Mon, 30 October 2023
Besides breaking your fly rod in those boring old ways like car doors or ceiling fans, there are other, less obvious ways and most of them are preventable as well. This week I chat with Charlie Robinton [49:00], rod repair expert on the Orvis Outfitter Team, and we'll explore other ways fly rods are broken—including some unusual ways they have been broken over the years, thanks to stories from our terrific rod repair team. True, if you break an Orvis rod we can usually have it back to you in about five days—but a broken rod is still not a fun way to start (or end) a fishing trip.
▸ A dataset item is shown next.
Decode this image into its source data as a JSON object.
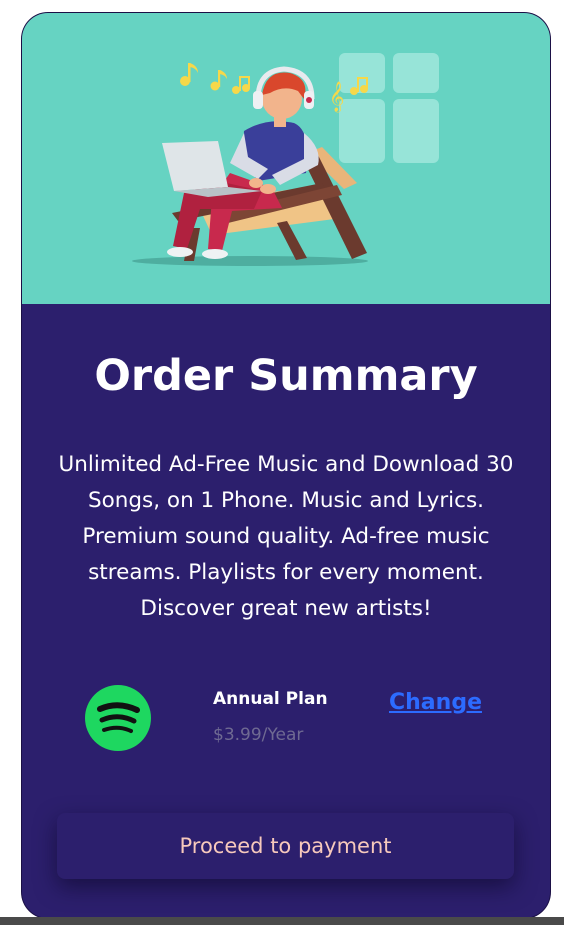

In the Fly Box this week, we have some perplexing questions, tips from listeners, and some listeners who take exception to some of the things I've said in the past, including:
Mon, 23 October 2023
My guest this week is the great George Daniel [42:00], who is always pushing the envelope, evolving and experimenting. He tells us why he uses a 10-foot fly rod for nearly all of his trout fishing, even in smaller streams and he also introduces a new nymphing technique he has been experimenting with.
In the Fly Box this week, we have a great variety of questions and tips, including:
Sun, 15 October 2023
Hal Herring [50:31] has been reporting on conservation issues in the American West for over 30 years for Field & Stream magazine as well as other publications. In this week's podcast, he explores the many complexities of trying to keep enough water in our rivers for both agriculture and trout populations, which has become an increasingly difficult juggling act. Hal also gently berates today's hunters and anglers about educating themselves on the science and the politics behind these issues. It's not enough to just complain about the lack of water—it's important to understand the issue before you can have a credible opinion.
In the Fly Box this week, we have some great tips and questions, including:
Sun, 1 October 2023
Helen Neville [38:57] is Trout Unlimited's senior scientist and also an expert in trout genetics. In this interview, we talk about what scientists have learned about trout evolution and relationships in the past decade. They now have tools at their disposal that can tell them how closely two trout populations are related, how much hatchery trout have interbred with wild populations, and how various races and subspecies of trout have evolved. You'll also learn how they extract this DNA and study it—but you had better review your high school or college genetics first because it gets a bit complex.
In the Fly Box this week, we have some great questions and a couple helpful tips from listeners, including: